### PROBLEM TO WORK ON
Restate the entries below in full, exactly as they read, but without pictures.

### EXERCISE MATERIAL
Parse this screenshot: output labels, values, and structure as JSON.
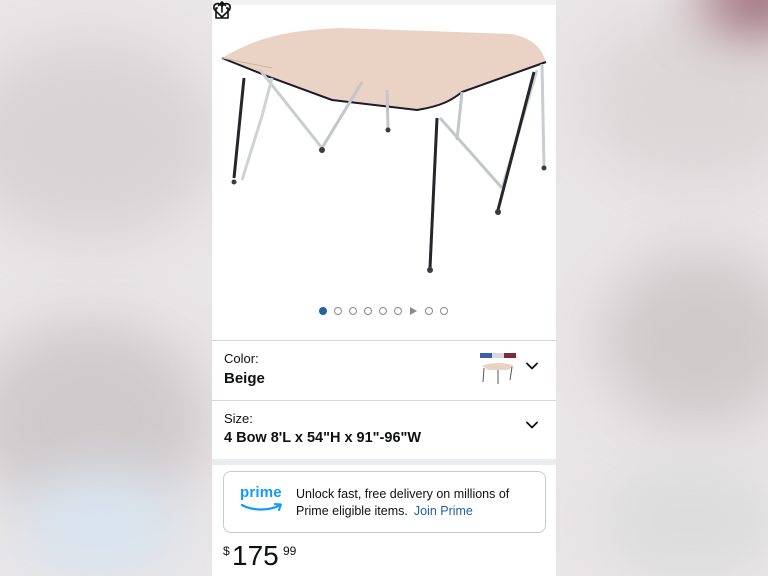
{
  "gallery": {
    "dot_count": 8,
    "active_index": 0,
    "video_index": 5
  },
  "actions": {
    "wishlist_icon": "heart-icon",
    "share_icon": "share-icon"
  },
  "color": {
    "label": "Color:",
    "value": "Beige"
  },
  "size": {
    "label": "Size:",
    "value": "4 Bow 8'L x 54\"H x 91\"-96\"W"
  },
  "prime": {
    "logo_text": "prime",
    "message": "Unlock fast, free delivery on millions of Prime eligible items.",
    "link": "Join Prime"
  },
  "price": {
    "symbol": "$",
    "whole": "175",
    "fraction": "99"
  },
  "colors": {
    "accent_blue": "#2162a1",
    "canopy_beige": "#ead3c4",
    "prime_blue": "#1399ff"
  }
}
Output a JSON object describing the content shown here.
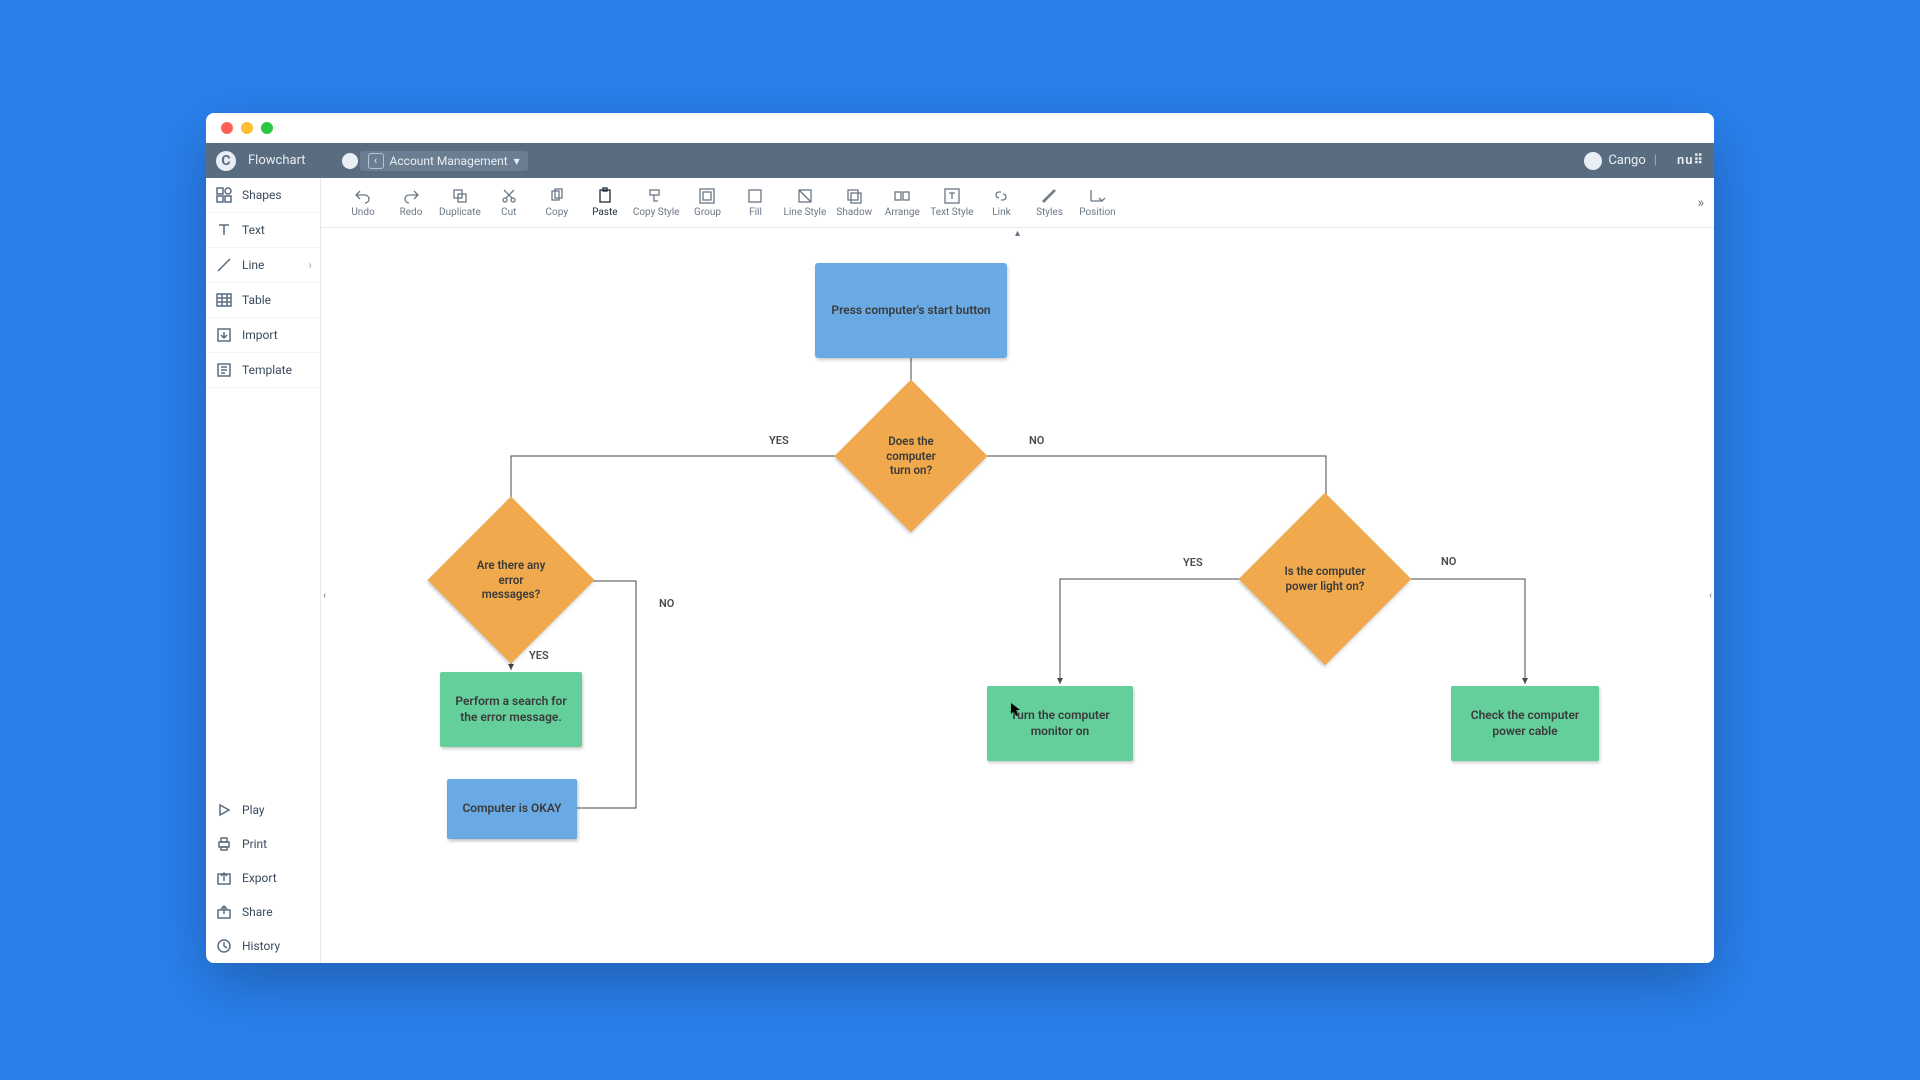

### ANSWER SECTION
Parse this screenshot: output labels, values, and structure as JSON.
{
  "gallery": {
    "dot_count": 8,
    "active_index": 0,
    "video_index": 5
  },
  "actions": {
    "wishlist_icon": "heart-icon",
    "share_icon": "share-icon"
  },
  "color": {
    "label": "Color:",
    "value": "Beige"
  },
  "size": {
    "label": "Size:",
    "value": "4 Bow 8'L x 54\"H x 91\"-96\"W"
  },
  "prime": {
    "logo_text": "prime",
    "message": "Unlock fast, free delivery on millions of Prime eligible items.",
    "link": "Join Prime"
  },
  "price": {
    "symbol": "$",
    "whole": "175",
    "fraction": "99"
  },
  "colors": {
    "accent_blue": "#2162a1",
    "canopy_beige": "#ead3c4",
    "prime_blue": "#1399ff"
  }
}
Output a JSON object describing the content shown here.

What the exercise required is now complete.